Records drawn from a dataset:
-=-=-=-=-
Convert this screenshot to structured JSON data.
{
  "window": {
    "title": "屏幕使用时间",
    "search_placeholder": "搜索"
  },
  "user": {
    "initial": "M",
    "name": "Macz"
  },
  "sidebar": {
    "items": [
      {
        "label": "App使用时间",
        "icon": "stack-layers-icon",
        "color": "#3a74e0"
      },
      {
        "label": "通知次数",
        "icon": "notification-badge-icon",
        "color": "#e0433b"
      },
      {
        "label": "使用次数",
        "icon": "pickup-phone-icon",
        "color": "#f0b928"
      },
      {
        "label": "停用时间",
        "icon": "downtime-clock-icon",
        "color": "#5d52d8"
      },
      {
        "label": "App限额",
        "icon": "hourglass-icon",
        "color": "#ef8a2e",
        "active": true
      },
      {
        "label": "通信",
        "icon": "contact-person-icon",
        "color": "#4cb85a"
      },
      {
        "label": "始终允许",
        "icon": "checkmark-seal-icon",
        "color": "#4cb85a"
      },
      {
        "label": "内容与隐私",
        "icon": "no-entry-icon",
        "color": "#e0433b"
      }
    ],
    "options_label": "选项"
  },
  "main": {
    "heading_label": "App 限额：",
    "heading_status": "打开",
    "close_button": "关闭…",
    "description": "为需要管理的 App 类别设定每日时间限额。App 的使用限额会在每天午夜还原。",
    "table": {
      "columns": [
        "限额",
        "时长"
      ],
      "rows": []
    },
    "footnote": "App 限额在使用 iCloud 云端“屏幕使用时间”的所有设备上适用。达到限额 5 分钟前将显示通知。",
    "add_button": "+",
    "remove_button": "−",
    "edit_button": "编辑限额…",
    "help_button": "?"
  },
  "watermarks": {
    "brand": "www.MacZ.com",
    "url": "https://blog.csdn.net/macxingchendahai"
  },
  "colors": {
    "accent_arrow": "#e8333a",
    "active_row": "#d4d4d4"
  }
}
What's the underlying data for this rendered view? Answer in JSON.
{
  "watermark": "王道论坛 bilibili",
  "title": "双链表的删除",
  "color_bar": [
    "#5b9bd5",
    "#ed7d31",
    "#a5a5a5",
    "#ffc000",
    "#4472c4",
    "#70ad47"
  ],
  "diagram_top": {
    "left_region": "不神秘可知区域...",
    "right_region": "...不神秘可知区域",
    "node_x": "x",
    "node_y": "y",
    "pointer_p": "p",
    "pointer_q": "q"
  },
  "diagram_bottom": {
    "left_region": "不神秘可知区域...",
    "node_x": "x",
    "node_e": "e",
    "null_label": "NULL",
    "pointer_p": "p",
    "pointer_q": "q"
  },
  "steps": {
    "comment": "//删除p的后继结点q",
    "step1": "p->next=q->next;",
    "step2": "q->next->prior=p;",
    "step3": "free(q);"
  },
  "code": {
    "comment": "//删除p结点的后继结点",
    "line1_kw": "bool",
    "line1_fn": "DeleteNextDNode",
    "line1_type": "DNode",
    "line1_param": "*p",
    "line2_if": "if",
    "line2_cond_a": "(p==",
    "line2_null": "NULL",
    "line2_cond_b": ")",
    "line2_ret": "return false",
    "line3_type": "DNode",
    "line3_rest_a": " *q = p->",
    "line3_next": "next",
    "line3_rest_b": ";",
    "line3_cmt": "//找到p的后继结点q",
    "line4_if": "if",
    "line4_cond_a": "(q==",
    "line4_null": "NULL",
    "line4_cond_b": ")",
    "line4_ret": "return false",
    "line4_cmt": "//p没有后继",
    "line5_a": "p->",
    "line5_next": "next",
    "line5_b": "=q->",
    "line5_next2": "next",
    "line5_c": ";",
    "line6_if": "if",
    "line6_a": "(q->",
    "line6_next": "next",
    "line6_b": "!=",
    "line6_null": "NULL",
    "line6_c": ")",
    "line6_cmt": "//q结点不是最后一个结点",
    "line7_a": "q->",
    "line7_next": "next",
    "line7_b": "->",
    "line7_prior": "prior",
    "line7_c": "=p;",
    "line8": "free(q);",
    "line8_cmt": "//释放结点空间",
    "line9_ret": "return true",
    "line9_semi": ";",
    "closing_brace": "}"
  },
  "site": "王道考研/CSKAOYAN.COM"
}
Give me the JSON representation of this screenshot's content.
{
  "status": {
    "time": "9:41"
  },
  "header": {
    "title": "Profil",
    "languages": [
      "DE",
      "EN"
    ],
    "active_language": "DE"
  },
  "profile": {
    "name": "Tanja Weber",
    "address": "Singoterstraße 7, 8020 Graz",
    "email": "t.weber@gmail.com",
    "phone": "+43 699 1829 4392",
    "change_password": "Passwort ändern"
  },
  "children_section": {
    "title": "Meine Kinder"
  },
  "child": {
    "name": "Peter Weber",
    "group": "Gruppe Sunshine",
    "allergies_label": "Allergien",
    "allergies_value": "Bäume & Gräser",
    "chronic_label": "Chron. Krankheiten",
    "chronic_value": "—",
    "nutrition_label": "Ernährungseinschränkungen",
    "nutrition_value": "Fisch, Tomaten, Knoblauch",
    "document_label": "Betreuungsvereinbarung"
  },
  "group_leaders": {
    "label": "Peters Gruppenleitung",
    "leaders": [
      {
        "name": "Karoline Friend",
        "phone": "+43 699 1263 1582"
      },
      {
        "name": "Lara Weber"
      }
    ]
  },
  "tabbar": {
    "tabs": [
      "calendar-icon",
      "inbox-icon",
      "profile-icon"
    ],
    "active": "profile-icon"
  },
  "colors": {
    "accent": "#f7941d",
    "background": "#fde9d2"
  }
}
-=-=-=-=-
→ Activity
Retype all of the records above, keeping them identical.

→ Solution for this problem
Convert this screenshot to structured JSON data.
{
  "window": {
    "title": "屏幕使用时间",
    "search_placeholder": "搜索"
  },
  "user": {
    "initial": "M",
    "name": "Macz"
  },
  "sidebar": {
    "items": [
      {
        "label": "App使用时间",
        "icon": "stack-layers-icon",
        "color": "#3a74e0"
      },
      {
        "label": "通知次数",
        "icon": "notification-badge-icon",
        "color": "#e0433b"
      },
      {
        "label": "使用次数",
        "icon": "pickup-phone-icon",
        "color": "#f0b928"
      },
      {
        "label": "停用时间",
        "icon": "downtime-clock-icon",
        "color": "#5d52d8"
      },
      {
        "label": "App限额",
        "icon": "hourglass-icon",
        "color": "#ef8a2e",
        "active": true
      },
      {
        "label": "通信",
        "icon": "contact-person-icon",
        "color": "#4cb85a"
      },
      {
        "label": "始终允许",
        "icon": "checkmark-seal-icon",
        "color": "#4cb85a"
      },
      {
        "label": "内容与隐私",
        "icon": "no-entry-icon",
        "color": "#e0433b"
      }
    ],
    "options_label": "选项"
  },
  "main": {
    "heading_label": "App 限额：",
    "heading_status": "打开",
    "close_button": "关闭…",
    "description": "为需要管理的 App 类别设定每日时间限额。App 的使用限额会在每天午夜还原。",
    "table": {
      "columns": [
        "限额",
        "时长"
      ],
      "rows": []
    },
    "footnote": "App 限额在使用 iCloud 云端“屏幕使用时间”的所有设备上适用。达到限额 5 分钟前将显示通知。",
    "add_button": "+",
    "remove_button": "−",
    "edit_button": "编辑限额…",
    "help_button": "?"
  },
  "watermarks": {
    "brand": "www.MacZ.com",
    "url": "https://blog.csdn.net/macxingchendahai"
  },
  "colors": {
    "accent_arrow": "#e8333a",
    "active_row": "#d4d4d4"
  }
}
What's the underlying data for this rendered view? Answer in JSON.
{
  "watermark": "王道论坛 bilibili",
  "title": "双链表的删除",
  "color_bar": [
    "#5b9bd5",
    "#ed7d31",
    "#a5a5a5",
    "#ffc000",
    "#4472c4",
    "#70ad47"
  ],
  "diagram_top": {
    "left_region": "不神秘可知区域...",
    "right_region": "...不神秘可知区域",
    "node_x": "x",
    "node_y": "y",
    "pointer_p": "p",
    "pointer_q": "q"
  },
  "diagram_bottom": {
    "left_region": "不神秘可知区域...",
    "node_x": "x",
    "node_e": "e",
    "null_label": "NULL",
    "pointer_p": "p",
    "pointer_q": "q"
  },
  "steps": {
    "comment": "//删除p的后继结点q",
    "step1": "p->next=q->next;",
    "step2": "q->next->prior=p;",
    "step3": "free(q);"
  },
  "code": {
    "comment": "//删除p结点的后继结点",
    "line1_kw": "bool",
    "line1_fn": "DeleteNextDNode",
    "line1_type": "DNode",
    "line1_param": "*p",
    "line2_if": "if",
    "line2_cond_a": "(p==",
    "line2_null": "NULL",
    "line2_cond_b": ")",
    "line2_ret": "return false",
    "line3_type": "DNode",
    "line3_rest_a": " *q = p->",
    "line3_next": "next",
    "line3_rest_b": ";",
    "line3_cmt": "//找到p的后继结点q",
    "line4_if": "if",
    "line4_cond_a": "(q==",
    "line4_null": "NULL",
    "line4_cond_b": ")",
    "line4_ret": "return false",
    "line4_cmt": "//p没有后继",
    "line5_a": "p->",
    "line5_next": "next",
    "line5_b": "=q->",
    "line5_next2": "next",
    "line5_c": ";",
    "line6_if": "if",
    "line6_a": "(q->",
    "line6_next": "next",
    "line6_b": "!=",
    "line6_null": "NULL",
    "line6_c": ")",
    "line6_cmt": "//q结点不是最后一个结点",
    "line7_a": "q->",
    "line7_next": "next",
    "line7_b": "->",
    "line7_prior": "prior",
    "line7_c": "=p;",
    "line8": "free(q);",
    "line8_cmt": "//释放结点空间",
    "line9_ret": "return true",
    "line9_semi": ";",
    "closing_brace": "}"
  },
  "site": "王道考研/CSKAOYAN.COM"
}
Give me the JSON representation of this screenshot's content.
{
  "status": {
    "time": "9:41"
  },
  "header": {
    "title": "Profil",
    "languages": [
      "DE",
      "EN"
    ],
    "active_language": "DE"
  },
  "profile": {
    "name": "Tanja Weber",
    "address": "Singoterstraße 7, 8020 Graz",
    "email": "t.weber@gmail.com",
    "phone": "+43 699 1829 4392",
    "change_password": "Passwort ändern"
  },
  "children_section": {
    "title": "Meine Kinder"
  },
  "child": {
    "name": "Peter Weber",
    "group": "Gruppe Sunshine",
    "allergies_label": "Allergien",
    "allergies_value": "Bäume & Gräser",
    "chronic_label": "Chron. Krankheiten",
    "chronic_value": "—",
    "nutrition_label": "Ernährungseinschränkungen",
    "nutrition_value": "Fisch, Tomaten, Knoblauch",
    "document_label": "Betreuungsvereinbarung"
  },
  "group_leaders": {
    "label": "Peters Gruppenleitung",
    "leaders": [
      {
        "name": "Karoline Friend",
        "phone": "+43 699 1263 1582"
      },
      {
        "name": "Lara Weber"
      }
    ]
  },
  "tabbar": {
    "tabs": [
      "calendar-icon",
      "inbox-icon",
      "profile-icon"
    ],
    "active": "profile-icon"
  },
  "colors": {
    "accent": "#f7941d",
    "background": "#fde9d2"
  }
}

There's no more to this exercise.